**Your objective:** Gather every line in the records below that contains the word "loldongs".

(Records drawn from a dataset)
###

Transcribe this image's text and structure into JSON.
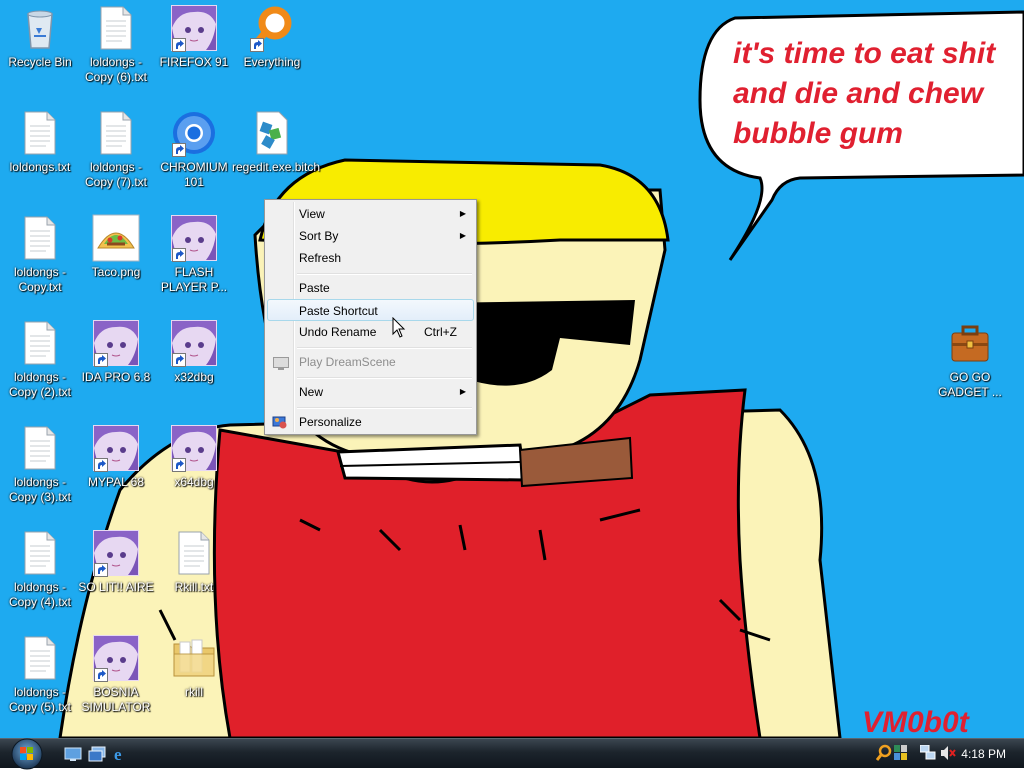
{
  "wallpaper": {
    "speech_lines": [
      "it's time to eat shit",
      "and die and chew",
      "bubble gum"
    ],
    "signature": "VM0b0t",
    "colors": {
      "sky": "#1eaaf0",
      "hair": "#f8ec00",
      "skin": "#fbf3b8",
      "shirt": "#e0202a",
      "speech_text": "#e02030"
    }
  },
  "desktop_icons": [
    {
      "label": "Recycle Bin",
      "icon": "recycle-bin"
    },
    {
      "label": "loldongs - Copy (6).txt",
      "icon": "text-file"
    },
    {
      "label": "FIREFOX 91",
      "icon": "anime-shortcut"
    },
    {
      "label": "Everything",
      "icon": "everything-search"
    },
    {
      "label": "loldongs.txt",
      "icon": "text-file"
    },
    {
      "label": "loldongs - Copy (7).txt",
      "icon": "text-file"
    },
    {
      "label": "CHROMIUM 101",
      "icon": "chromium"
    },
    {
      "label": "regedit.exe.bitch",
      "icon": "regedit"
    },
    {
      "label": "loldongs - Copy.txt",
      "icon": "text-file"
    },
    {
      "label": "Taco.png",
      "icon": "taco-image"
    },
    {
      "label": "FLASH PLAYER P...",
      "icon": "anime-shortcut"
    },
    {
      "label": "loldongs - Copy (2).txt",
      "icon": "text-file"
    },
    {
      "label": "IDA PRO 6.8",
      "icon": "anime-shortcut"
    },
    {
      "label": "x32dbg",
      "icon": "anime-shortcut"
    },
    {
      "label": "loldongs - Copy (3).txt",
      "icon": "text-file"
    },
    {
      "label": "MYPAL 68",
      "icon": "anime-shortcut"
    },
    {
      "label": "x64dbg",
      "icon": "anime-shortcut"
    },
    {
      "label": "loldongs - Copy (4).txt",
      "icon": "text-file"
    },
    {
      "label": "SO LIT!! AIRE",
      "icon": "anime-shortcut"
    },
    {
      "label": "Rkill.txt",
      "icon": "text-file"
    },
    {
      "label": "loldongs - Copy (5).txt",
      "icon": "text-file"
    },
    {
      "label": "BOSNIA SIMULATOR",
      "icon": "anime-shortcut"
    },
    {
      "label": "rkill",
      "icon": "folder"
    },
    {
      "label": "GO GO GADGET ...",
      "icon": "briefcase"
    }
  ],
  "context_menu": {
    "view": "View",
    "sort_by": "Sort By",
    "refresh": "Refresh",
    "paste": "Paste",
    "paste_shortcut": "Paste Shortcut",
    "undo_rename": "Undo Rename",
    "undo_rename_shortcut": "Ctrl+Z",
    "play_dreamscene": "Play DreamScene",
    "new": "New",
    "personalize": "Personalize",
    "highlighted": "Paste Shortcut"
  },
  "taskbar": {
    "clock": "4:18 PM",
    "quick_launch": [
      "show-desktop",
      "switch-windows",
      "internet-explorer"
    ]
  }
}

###

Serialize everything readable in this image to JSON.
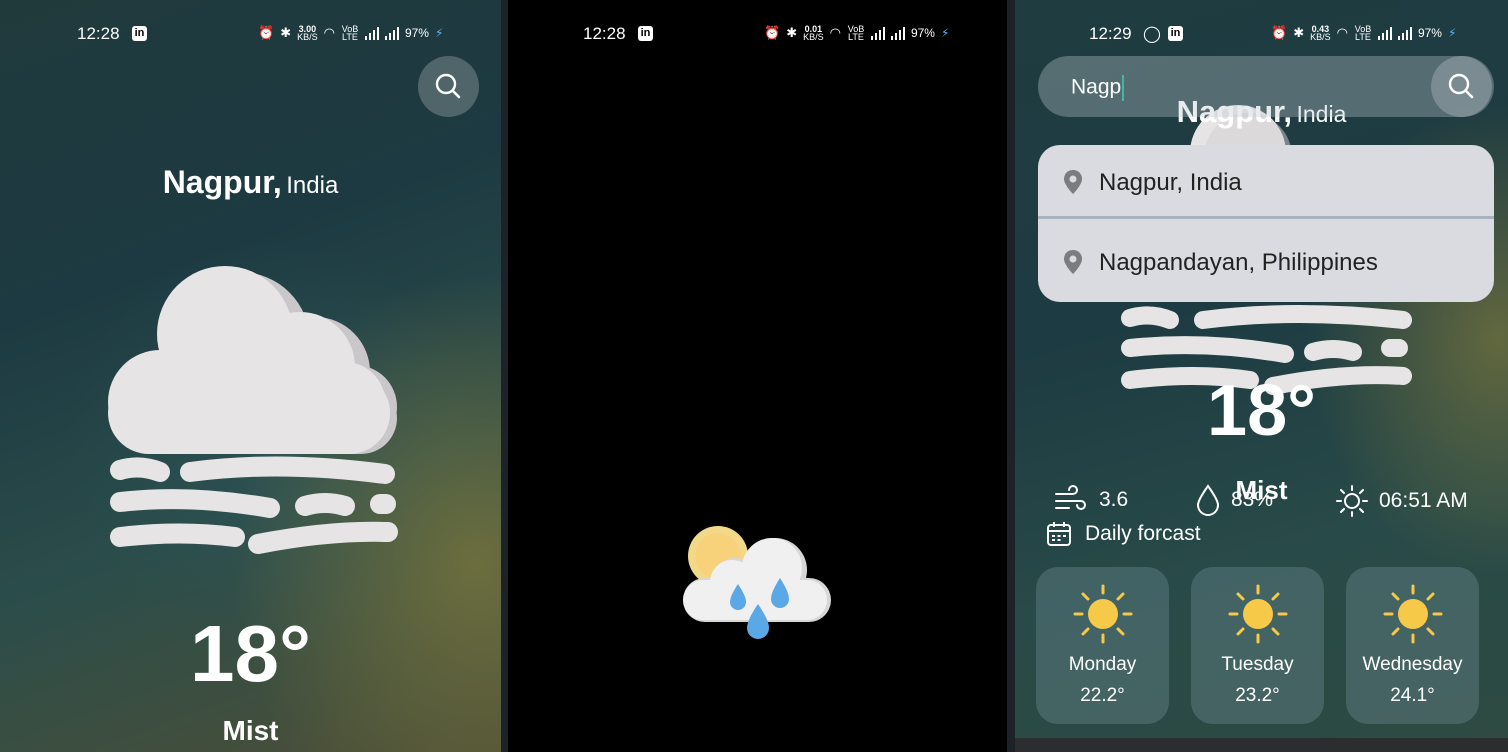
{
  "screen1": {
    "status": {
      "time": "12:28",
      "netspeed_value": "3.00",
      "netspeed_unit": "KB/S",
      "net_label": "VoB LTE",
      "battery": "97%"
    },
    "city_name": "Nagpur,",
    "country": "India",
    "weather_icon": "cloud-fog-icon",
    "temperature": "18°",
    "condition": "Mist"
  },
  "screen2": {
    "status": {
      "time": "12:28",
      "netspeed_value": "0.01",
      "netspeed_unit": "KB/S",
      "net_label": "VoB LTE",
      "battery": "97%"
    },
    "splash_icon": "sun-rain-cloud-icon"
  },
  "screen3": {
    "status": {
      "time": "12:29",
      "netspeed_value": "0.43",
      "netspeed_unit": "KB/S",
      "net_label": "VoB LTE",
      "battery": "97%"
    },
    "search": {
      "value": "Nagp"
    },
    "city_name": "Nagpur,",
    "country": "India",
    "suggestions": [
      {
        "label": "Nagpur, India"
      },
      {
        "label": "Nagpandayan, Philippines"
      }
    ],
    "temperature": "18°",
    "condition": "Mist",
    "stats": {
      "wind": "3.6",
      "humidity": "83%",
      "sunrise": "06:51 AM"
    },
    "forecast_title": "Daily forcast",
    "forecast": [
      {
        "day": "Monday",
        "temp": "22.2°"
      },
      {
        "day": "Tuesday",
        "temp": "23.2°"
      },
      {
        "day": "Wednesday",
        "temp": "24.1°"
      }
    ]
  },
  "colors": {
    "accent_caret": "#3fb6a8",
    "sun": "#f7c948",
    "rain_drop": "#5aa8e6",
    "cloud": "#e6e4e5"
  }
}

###

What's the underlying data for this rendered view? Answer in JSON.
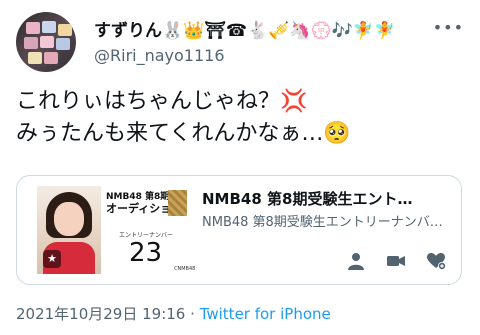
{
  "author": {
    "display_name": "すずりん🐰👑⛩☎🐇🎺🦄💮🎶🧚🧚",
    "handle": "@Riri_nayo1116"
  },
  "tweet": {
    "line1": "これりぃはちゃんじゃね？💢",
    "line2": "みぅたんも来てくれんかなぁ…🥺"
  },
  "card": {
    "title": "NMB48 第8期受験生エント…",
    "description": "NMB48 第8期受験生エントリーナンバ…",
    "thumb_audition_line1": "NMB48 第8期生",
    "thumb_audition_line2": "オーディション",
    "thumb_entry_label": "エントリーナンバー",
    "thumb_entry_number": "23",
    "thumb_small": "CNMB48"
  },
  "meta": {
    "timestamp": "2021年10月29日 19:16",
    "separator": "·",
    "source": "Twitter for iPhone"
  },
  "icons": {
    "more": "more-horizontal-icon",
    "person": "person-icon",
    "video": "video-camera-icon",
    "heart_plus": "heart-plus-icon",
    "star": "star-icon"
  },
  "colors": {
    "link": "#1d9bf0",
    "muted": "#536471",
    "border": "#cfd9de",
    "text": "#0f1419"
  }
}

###

**Result:**
      "label": "loldongs - Copy (6).txt",
      "label": "loldongs.txt",
      "label": "loldongs - Copy (7).txt",
      "label": "loldongs - Copy.txt",
      "label": "loldongs - Copy (2).txt",
      "label": "loldongs - Copy (3).txt",
      "label": "loldongs - Copy (4).txt",
      "label": "loldongs - Copy (5).txt",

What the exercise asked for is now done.